* WORK REQUEST: Please copy all of the records exactly, leaving nothing out.

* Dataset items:
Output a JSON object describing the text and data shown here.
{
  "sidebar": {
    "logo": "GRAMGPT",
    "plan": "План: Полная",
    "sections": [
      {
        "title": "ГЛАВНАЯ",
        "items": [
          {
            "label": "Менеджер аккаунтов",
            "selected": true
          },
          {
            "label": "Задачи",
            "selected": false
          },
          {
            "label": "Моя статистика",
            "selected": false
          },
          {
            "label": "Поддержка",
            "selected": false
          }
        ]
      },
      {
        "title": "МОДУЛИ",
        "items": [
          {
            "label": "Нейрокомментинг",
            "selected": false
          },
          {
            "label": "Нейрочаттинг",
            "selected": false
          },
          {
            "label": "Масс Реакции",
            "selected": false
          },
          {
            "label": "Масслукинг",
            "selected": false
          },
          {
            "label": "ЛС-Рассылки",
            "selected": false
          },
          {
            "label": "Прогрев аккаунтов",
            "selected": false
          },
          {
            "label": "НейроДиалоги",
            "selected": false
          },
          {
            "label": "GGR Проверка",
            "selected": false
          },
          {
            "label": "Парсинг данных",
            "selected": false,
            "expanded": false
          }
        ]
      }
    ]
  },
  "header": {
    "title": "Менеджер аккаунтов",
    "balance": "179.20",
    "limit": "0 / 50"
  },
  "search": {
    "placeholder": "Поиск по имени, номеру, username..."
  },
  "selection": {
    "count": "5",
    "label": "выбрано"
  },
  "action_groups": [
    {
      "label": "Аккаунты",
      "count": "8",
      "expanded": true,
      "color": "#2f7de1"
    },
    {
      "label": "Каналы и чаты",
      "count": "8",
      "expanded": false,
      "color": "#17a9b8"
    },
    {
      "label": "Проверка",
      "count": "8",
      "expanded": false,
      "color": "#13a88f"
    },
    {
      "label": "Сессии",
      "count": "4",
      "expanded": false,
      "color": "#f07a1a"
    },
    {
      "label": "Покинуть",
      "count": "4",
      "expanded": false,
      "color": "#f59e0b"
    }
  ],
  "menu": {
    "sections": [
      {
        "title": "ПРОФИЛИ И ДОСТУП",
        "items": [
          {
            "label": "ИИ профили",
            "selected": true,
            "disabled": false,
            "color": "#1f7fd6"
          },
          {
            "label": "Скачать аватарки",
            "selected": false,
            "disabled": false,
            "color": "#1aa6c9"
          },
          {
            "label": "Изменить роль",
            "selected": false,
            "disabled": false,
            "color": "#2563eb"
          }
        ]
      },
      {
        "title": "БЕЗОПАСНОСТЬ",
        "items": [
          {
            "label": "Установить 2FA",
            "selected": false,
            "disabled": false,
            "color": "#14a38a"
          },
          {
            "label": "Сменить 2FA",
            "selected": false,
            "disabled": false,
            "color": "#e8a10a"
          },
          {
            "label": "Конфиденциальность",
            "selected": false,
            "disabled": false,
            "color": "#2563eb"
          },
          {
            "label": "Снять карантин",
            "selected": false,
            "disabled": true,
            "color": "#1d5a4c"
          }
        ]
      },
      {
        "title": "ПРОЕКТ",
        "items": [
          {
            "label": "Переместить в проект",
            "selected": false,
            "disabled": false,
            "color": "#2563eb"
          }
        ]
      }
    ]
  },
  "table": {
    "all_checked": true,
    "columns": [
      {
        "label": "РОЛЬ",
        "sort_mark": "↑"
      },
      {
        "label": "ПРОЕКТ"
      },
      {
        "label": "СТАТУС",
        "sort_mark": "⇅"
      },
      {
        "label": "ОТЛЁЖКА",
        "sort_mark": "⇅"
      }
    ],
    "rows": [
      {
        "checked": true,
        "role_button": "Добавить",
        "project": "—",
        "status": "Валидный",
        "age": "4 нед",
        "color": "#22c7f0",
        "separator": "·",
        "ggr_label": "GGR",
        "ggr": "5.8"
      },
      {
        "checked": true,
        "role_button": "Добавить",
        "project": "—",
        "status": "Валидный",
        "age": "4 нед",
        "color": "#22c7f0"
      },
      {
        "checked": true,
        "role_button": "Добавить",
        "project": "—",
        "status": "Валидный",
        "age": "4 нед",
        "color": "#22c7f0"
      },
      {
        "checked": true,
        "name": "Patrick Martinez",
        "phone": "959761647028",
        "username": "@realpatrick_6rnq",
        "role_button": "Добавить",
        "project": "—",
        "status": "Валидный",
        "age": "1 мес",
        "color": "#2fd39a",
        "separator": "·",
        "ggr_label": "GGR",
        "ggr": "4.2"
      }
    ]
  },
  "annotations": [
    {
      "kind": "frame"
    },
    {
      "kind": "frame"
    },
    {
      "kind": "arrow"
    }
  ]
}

* FINISHED EXERCISE:
Output a JSON object describing the text and data shown here.
{
  "sidebar": {
    "logo": "GRAMGPT",
    "plan": "План: Полная",
    "sections": [
      {
        "title": "ГЛАВНАЯ",
        "items": [
          {
            "label": "Менеджер аккаунтов",
            "selected": true
          },
          {
            "label": "Задачи",
            "selected": false
          },
          {
            "label": "Моя статистика",
            "selected": false
          },
          {
            "label": "Поддержка",
            "selected": false
          }
        ]
      },
      {
        "title": "МОДУЛИ",
        "items": [
          {
            "label": "Нейрокомментинг",
            "selected": false
          },
          {
            "label": "Нейрочаттинг",
            "selected": false
          },
          {
            "label": "Масс Реакции",
            "selected": false
          },
          {
            "label": "Масслукинг",
            "selected": false
          },
          {
            "label": "ЛС-Рассылки",
            "selected": false
          },
          {
            "label": "Прогрев аккаунтов",
            "selected": false
          },
          {
            "label": "НейроДиалоги",
            "selected": false
          },
          {
            "label": "GGR Проверка",
            "selected": false
          },
          {
            "label": "Парсинг данных",
            "selected": false,
            "expanded": false
          }
        ]
      }
    ]
  },
  "header": {
    "title": "Менеджер аккаунтов",
    "balance": "179.20",
    "limit": "0 / 50"
  },
  "search": {
    "placeholder": "Поиск по имени, номеру, username..."
  },
  "selection": {
    "count": "5",
    "label": "выбрано"
  },
  "action_groups": [
    {
      "label": "Аккаунты",
      "count": "8",
      "expanded": true,
      "color": "#2f7de1"
    },
    {
      "label": "Каналы и чаты",
      "count": "8",
      "expanded": false,
      "color": "#17a9b8"
    },
    {
      "label": "Проверка",
      "count": "8",
      "expanded": false,
      "color": "#13a88f"
    },
    {
      "label": "Сессии",
      "count": "4",
      "expanded": false,
      "color": "#f07a1a"
    },
    {
      "label": "Покинуть",
      "count": "4",
      "expanded": false,
      "color": "#f59e0b"
    }
  ],
  "menu": {
    "sections": [
      {
        "title": "ПРОФИЛИ И ДОСТУП",
        "items": [
          {
            "label": "ИИ профили",
            "selected": true,
            "disabled": false,
            "color": "#1f7fd6"
          },
          {
            "label": "Скачать аватарки",
            "selected": false,
            "disabled": false,
            "color": "#1aa6c9"
          },
          {
            "label": "Изменить роль",
            "selected": false,
            "disabled": false,
            "color": "#2563eb"
          }
        ]
      },
      {
        "title": "БЕЗОПАСНОСТЬ",
        "items": [
          {
            "label": "Установить 2FA",
            "selected": false,
            "disabled": false,
            "color": "#14a38a"
          },
          {
            "label": "Сменить 2FA",
            "selected": false,
            "disabled": false,
            "color": "#e8a10a"
          },
          {
            "label": "Конфиденциальность",
            "selected": false,
            "disabled": false,
            "color": "#2563eb"
          },
          {
            "label": "Снять карантин",
            "selected": false,
            "disabled": true,
            "color": "#1d5a4c"
          }
        ]
      },
      {
        "title": "ПРОЕКТ",
        "items": [
          {
            "label": "Переместить в проект",
            "selected": false,
            "disabled": false,
            "color": "#2563eb"
          }
        ]
      }
    ]
  },
  "table": {
    "all_checked": true,
    "columns": [
      {
        "label": "РОЛЬ",
        "sort_mark": "↑"
      },
      {
        "label": "ПРОЕКТ"
      },
      {
        "label": "СТАТУС",
        "sort_mark": "⇅"
      },
      {
        "label": "ОТЛЁЖКА",
        "sort_mark": "⇅"
      }
    ],
    "rows": [
      {
        "checked": true,
        "role_button": "Добавить",
        "project": "—",
        "status": "Валидный",
        "age": "4 нед",
        "color": "#22c7f0",
        "separator": "·",
        "ggr_label": "GGR",
        "ggr": "5.8"
      },
      {
        "checked": true,
        "role_button": "Добавить",
        "project": "—",
        "status": "Валидный",
        "age": "4 нед",
        "color": "#22c7f0"
      },
      {
        "checked": true,
        "role_button": "Добавить",
        "project": "—",
        "status": "Валидный",
        "age": "4 нед",
        "color": "#22c7f0"
      },
      {
        "checked": true,
        "name": "Patrick Martinez",
        "phone": "959761647028",
        "username": "@realpatrick_6rnq",
        "role_button": "Добавить",
        "project": "—",
        "status": "Валидный",
        "age": "1 мес",
        "color": "#2fd39a",
        "separator": "·",
        "ggr_label": "GGR",
        "ggr": "4.2"
      }
    ]
  },
  "annotations": [
    {
      "kind": "frame"
    },
    {
      "kind": "frame"
    },
    {
      "kind": "arrow"
    }
  ]
}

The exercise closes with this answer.